----- Exercise inputs
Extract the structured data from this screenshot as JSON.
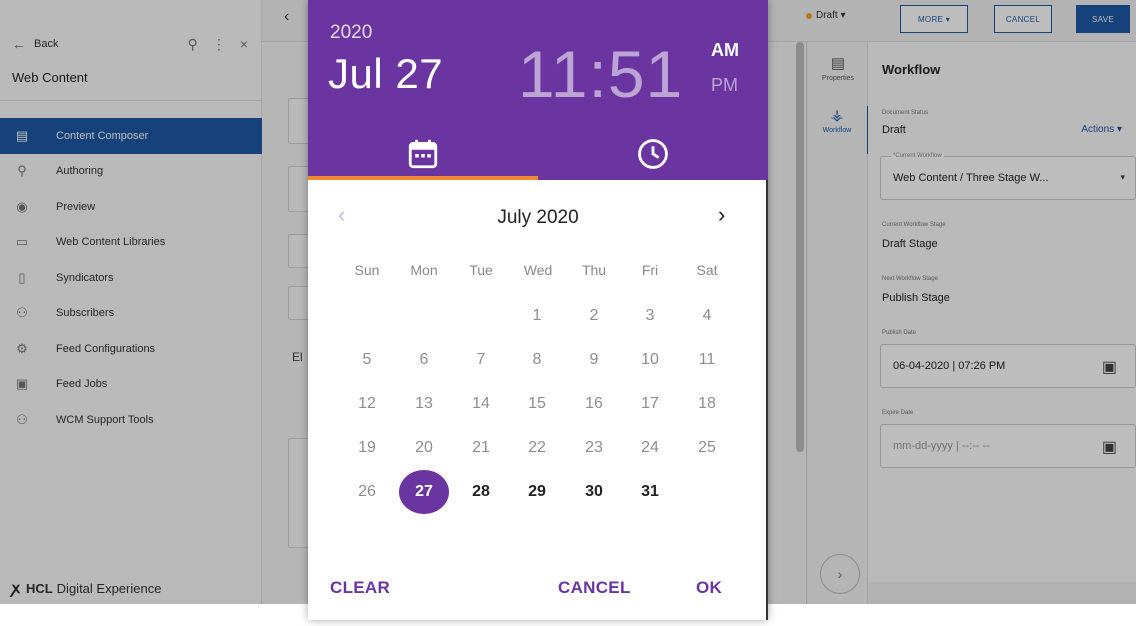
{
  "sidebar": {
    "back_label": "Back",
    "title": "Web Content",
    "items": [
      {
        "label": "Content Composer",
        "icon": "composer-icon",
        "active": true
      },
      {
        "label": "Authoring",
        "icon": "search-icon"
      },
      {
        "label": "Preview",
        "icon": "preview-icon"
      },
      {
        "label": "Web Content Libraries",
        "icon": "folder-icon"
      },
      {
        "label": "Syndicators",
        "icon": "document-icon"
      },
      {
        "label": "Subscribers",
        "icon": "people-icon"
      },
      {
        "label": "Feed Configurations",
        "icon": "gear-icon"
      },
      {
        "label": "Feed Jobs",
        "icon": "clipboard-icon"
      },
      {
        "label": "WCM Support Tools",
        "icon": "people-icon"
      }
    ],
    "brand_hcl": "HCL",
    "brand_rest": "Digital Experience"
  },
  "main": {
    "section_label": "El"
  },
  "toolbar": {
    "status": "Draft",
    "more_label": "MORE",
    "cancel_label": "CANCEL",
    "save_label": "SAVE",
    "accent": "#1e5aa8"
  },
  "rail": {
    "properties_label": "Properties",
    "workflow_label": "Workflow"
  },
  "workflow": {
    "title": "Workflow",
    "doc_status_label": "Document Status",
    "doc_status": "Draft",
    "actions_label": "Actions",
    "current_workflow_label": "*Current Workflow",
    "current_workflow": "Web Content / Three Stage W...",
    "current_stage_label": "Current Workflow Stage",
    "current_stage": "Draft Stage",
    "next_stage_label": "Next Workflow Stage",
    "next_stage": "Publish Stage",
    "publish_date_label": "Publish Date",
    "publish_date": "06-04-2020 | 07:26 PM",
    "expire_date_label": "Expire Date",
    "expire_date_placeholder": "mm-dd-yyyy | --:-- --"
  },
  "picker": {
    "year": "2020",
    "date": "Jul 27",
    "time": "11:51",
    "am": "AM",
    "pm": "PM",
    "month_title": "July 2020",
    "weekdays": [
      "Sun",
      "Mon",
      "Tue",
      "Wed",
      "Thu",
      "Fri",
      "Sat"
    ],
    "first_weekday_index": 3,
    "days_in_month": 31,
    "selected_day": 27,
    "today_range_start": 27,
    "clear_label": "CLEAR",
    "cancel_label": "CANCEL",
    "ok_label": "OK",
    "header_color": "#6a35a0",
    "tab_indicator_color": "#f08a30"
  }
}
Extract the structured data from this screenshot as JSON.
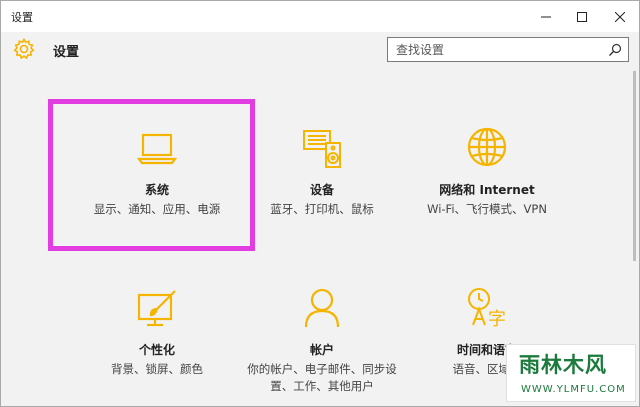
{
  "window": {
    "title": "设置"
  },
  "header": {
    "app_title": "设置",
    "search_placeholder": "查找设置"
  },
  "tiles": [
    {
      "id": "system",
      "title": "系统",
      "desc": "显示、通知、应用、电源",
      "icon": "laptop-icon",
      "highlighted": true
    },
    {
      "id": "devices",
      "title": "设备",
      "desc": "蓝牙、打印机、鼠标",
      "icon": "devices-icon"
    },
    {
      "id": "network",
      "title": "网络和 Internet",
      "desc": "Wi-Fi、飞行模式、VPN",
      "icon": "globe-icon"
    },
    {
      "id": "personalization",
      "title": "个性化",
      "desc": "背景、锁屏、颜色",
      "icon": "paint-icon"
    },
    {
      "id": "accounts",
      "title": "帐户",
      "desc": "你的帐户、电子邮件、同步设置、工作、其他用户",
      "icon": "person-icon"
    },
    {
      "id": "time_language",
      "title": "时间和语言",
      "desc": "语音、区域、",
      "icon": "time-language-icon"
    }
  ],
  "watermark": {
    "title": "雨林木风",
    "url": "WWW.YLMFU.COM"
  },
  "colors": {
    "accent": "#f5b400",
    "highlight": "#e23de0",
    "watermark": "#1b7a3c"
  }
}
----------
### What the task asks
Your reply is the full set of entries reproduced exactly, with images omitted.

### Reply to the task
Extract the structured data from this screenshot as JSON.
{
  "sidebar": {
    "back_label": "Back",
    "title": "Web Content",
    "items": [
      {
        "label": "Content Composer",
        "icon": "composer-icon",
        "active": true
      },
      {
        "label": "Authoring",
        "icon": "search-icon"
      },
      {
        "label": "Preview",
        "icon": "preview-icon"
      },
      {
        "label": "Web Content Libraries",
        "icon": "folder-icon"
      },
      {
        "label": "Syndicators",
        "icon": "document-icon"
      },
      {
        "label": "Subscribers",
        "icon": "people-icon"
      },
      {
        "label": "Feed Configurations",
        "icon": "gear-icon"
      },
      {
        "label": "Feed Jobs",
        "icon": "clipboard-icon"
      },
      {
        "label": "WCM Support Tools",
        "icon": "people-icon"
      }
    ],
    "brand_hcl": "HCL",
    "brand_rest": "Digital Experience"
  },
  "main": {
    "section_label": "El"
  },
  "toolbar": {
    "status": "Draft",
    "more_label": "MORE",
    "cancel_label": "CANCEL",
    "save_label": "SAVE",
    "accent": "#1e5aa8"
  },
  "rail": {
    "properties_label": "Properties",
    "workflow_label": "Workflow"
  },
  "workflow": {
    "title": "Workflow",
    "doc_status_label": "Document Status",
    "doc_status": "Draft",
    "actions_label": "Actions",
    "current_workflow_label": "*Current Workflow",
    "current_workflow": "Web Content / Three Stage W...",
    "current_stage_label": "Current Workflow Stage",
    "current_stage": "Draft Stage",
    "next_stage_label": "Next Workflow Stage",
    "next_stage": "Publish Stage",
    "publish_date_label": "Publish Date",
    "publish_date": "06-04-2020 | 07:26 PM",
    "expire_date_label": "Expire Date",
    "expire_date_placeholder": "mm-dd-yyyy | --:-- --"
  },
  "picker": {
    "year": "2020",
    "date": "Jul 27",
    "time": "11:51",
    "am": "AM",
    "pm": "PM",
    "month_title": "July 2020",
    "weekdays": [
      "Sun",
      "Mon",
      "Tue",
      "Wed",
      "Thu",
      "Fri",
      "Sat"
    ],
    "first_weekday_index": 3,
    "days_in_month": 31,
    "selected_day": 27,
    "today_range_start": 27,
    "clear_label": "CLEAR",
    "cancel_label": "CANCEL",
    "ok_label": "OK",
    "header_color": "#6a35a0",
    "tab_indicator_color": "#f08a30"
  }
}
Extract the structured data from this screenshot as JSON.
{
  "window": {
    "title": "设置"
  },
  "header": {
    "app_title": "设置",
    "search_placeholder": "查找设置"
  },
  "tiles": [
    {
      "id": "system",
      "title": "系统",
      "desc": "显示、通知、应用、电源",
      "icon": "laptop-icon",
      "highlighted": true
    },
    {
      "id": "devices",
      "title": "设备",
      "desc": "蓝牙、打印机、鼠标",
      "icon": "devices-icon"
    },
    {
      "id": "network",
      "title": "网络和 Internet",
      "desc": "Wi-Fi、飞行模式、VPN",
      "icon": "globe-icon"
    },
    {
      "id": "personalization",
      "title": "个性化",
      "desc": "背景、锁屏、颜色",
      "icon": "paint-icon"
    },
    {
      "id": "accounts",
      "title": "帐户",
      "desc": "你的帐户、电子邮件、同步设置、工作、其他用户",
      "icon": "person-icon"
    },
    {
      "id": "time_language",
      "title": "时间和语言",
      "desc": "语音、区域、",
      "icon": "time-language-icon"
    }
  ],
  "watermark": {
    "title": "雨林木风",
    "url": "WWW.YLMFU.COM"
  },
  "colors": {
    "accent": "#f5b400",
    "highlight": "#e23de0",
    "watermark": "#1b7a3c"
  }
}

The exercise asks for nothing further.